Pumpkin & Coconut Soup

The winter season is soup season ! I just love having a warming soup after a walk on Hampstead Heath on a cold winter’s day or after coming home from work, having frozen my feet off. And pumpkin soup is always a winner. I love pumpkins, they kind of look clumsy but have something magical at the same time and they are so tasty. Pumpkins come in all kinds of colours, shapes and sizes and are part of the winter squash family, which include butternut, acorn and spaghetti squash.

Autmn           Pumpkin

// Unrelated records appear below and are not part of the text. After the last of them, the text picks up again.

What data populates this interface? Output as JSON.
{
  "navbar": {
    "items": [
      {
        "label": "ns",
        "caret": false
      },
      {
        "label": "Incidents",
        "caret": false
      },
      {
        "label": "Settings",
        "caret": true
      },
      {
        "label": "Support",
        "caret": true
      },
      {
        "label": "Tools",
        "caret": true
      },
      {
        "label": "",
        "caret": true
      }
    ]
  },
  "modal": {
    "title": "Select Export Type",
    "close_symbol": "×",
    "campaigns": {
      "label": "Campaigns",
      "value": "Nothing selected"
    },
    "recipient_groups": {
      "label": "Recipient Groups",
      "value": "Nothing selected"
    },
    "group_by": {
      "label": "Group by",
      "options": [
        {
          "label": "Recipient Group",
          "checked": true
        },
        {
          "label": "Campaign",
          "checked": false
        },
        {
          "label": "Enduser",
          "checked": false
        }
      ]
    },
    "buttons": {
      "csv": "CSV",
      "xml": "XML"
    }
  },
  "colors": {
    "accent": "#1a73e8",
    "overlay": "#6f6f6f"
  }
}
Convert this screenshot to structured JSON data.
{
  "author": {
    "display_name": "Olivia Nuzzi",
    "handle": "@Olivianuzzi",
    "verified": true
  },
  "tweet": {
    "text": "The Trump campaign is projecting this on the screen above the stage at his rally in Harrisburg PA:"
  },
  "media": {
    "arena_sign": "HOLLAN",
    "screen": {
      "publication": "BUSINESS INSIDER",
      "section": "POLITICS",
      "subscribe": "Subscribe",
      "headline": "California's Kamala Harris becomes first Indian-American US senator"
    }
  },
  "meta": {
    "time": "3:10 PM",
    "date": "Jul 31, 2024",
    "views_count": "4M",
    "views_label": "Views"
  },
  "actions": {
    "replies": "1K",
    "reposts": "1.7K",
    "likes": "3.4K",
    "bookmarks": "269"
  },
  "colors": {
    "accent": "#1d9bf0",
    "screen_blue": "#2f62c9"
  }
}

Like all orange coloured fruit and vegetables, pumkins are a super rich source of carotenes. Our clever body converts carotenes into vitamin A,  which  helps us maintain gorgeous and healthy skin and cell function.  Pumpkins are also a good source of vitamin C, B1, B6 and folic acid, making them a fantastic immune boosting, cell building winter vegetable. Good levels of potassium support our body’s fluid and electrolyte balance and the fiber helps to keep our digestive system in good shape.

To me, my mum and my aunt are some of the greatest cooks I know, so a lot of my recipes are influenced by them. The following is an adaption of my mum’s famous pumpkin chili soup.


Pumpkin & Coconut Soup – Serves 3-4

1 medium sized Tom Fox pumpkin ( or any variety you can find) peeled & cubed
3-4 carrots ( peeled & slices)
2 shallots ( diced)
3-4 cm of ginger
1/2 small orange ( grated skin )
Vegetable stock ( enough to cover the pumpkin cubes & carrots well)
1 tbsp of coconut oil
1 can of coconut milk/cream
1 small dried chili or 1/2-1 tsp chili powder
1 tsp of turmeric
1 tsp of cumin powder
1cm vanilla pod ( optional)
Himalayan salt & pepper
Pumpkin seed oil ( optional)

Cut the pumpkin alongside the marks, so you ‘ll end up with pumpkin slices. Once sliced, it will be a lot easier to cut away the skin. If you can find a Hokkaido pumpkin you won’t need to peel off the skin, as it is edible.  Remove the seeds but don’t throw them away as you can roast them in the oven and use as a nutritious garnish for the soup, add to a salad or nibble on as a snack. Just dry them off a bit, add some olive oil so they are lightly coated, season with ground cumin, Ras el Hanut  or some Himalayan salt, spread on baking paper and bake at 180 degrees until crisp, keep turning during the process so they crisp up evenly.

slicedpumpkinpieces           PumkinSoup

Set the pumpkin cubes aside and  peel and slice carrots and ginger, then also set aside. Heat the coconut oil in a pot add diced shallots, turmeric, cumin and ginger and sweat for a couple of minutes, taking the pot off the hob as the oil gets really hot and might burn the spices.  Now add  pumpkin and carrots and cook for a few minutes, keep stirring before adding the stock and the dried chili or chili powder. If you have some fresh vanilla pods you can add 2cm to the cooking process. Simmer until pumpkin and carrots are tender, this will only take about 15-20 minutes.

Whilst the soup is simmering, start preparing the orange and the coconut cream. Grate the skin of half of a small orange and set a side.  Once the vegetables are tender, you can start blending the soup, adding some of the orange peel and the coconut milk during the process, keep on checking for taste, so you don’t add too much as it is always a bit tricky to correct. A hand blender will work fine but a food processor or proper blender make the soup a lot smoother. Once blended add salt and pepper for taste. To top you can add some toasted pumpkin seeds and or a drizzle of pumpkin seed oil, super yummy!